 (With my logic: Spotted "Appaloosa" Horse)

Otto Bache (1839-1927): A white horse.
(With my logic: Spotted "Appaloosa" Horse)

A few more... wich I am unsure but well, I see what I see. When spots aren't obvious it's always difficult, but spotted horse can be unspotted so...

Roos Johan Heinrich (1631-1685): A peasant on horseback taming a wild horse.
(With my logic: Spotted "Appaloosa" Horse & Spotted "Paint" Horse)

Philips Wouwermans (1619-1668): The wathering place.
(With my logic: Spotted "Appaloosa" Horse)

Attributed to Jan van Huchtenburg (1647–1733): Study for the Figure of Prince Eugene de Savoy.
(With my logic: Spotted "Appaloosa" Horse)
Another factor that might not help, is that some painter just have done all thoses colors, so they were aware of all of them and could have mixed the names or my sources most likely can have mixed the names. Quality of the images might not help at all too. Somethimes also, the names are clear and you just follow them. Let's see some final example:

Baron Reis d' Eisenberg: No 21 A Danish horse with a dappled grey rump of the Spanish Riding School performing dressage steps.
 (With my logic: Spotted "Appaloosa" Horse)
Baron Reis Eisenberg: No 51 A dappled grey horse of the Spanish Riding School performing a dressage move.
  (With my logic: Grey "Dapple" Horse)
Baron Reis Eisenberg: No 8 A piebald horse and rider from the Spanish Riding School.
(With my logic: Spotted "Paint" Horse)
Baron Reis Eisenberg: No 41 A skewbald horse of the Spanish Riding School performing the Pesade.
(With my logic: Spotted "Paint" Horse)

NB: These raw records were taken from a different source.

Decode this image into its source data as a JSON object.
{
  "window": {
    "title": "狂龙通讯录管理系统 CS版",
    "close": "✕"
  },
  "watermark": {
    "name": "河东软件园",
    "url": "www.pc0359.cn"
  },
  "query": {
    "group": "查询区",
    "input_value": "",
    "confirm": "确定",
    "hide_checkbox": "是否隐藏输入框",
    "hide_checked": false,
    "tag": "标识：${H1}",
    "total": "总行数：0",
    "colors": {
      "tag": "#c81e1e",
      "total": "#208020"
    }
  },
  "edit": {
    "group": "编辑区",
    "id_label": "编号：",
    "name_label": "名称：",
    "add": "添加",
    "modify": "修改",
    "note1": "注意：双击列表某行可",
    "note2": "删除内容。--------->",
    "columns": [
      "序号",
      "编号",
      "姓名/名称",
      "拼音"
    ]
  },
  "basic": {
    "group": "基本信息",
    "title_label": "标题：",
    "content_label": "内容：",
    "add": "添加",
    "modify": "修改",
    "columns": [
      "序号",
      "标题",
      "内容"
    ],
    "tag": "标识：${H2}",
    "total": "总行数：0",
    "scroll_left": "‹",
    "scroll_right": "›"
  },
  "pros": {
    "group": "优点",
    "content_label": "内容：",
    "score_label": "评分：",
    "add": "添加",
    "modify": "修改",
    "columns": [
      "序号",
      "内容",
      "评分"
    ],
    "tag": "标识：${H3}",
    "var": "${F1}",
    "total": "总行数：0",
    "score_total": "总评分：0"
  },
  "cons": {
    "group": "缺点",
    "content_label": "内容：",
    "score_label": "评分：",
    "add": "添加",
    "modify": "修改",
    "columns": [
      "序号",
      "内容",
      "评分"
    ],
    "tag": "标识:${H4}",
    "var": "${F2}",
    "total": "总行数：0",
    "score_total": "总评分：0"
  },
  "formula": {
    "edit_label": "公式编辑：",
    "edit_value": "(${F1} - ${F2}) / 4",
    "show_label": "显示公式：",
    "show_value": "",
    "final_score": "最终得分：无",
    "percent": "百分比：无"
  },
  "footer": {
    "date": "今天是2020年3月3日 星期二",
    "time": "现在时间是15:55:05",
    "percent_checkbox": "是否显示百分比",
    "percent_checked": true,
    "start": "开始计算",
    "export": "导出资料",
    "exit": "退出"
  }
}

Baron Reis d' Eisenberg - No 26 A red roan horse of the Spanish Riding School performing dressage steps.
(With my logic: Spotted "Appaloosa" Horse)

Thomas Weaver (1774 - 184): A Piebald Cob in a Landscape.
(With my logic: Spotted "Paint" Horse) 
Thomas Weaver (1774 - 184): Appaloosa Horse And Spaniel.
(With my logic: Spotted "Appaloosa" Horse) 
Thomas Weaver (1774 - 184): A Grey Mare, 'Rose', and a Portuguese Bay Hunter.
(With my logic: "Grey" Horse & maybe "Roan" Horse)
My conclusion: Spotted Appaloosa are my favorite, with Dappled Horse (but I prefers appaloosa because dappled just finish plain grey/white at the end).
When I was a child, my father always told me that he loved the fact that for horses, that loves apples, the dapple carryied their own apple. (it works in french too: apple = pomme / dapple = pommelé)
I agree with him.
I'm also glad to have found so many historic spotted horses references.

Adam Frans van der Meulen (1632-1690): A Pair, Chevaux au repos.
 (With my logic: Three Spotted "Appaloosa" Horse / one flaxen chestnut, one dilute (palomino or cream), one "Grey", two Spotted "Paint" horses)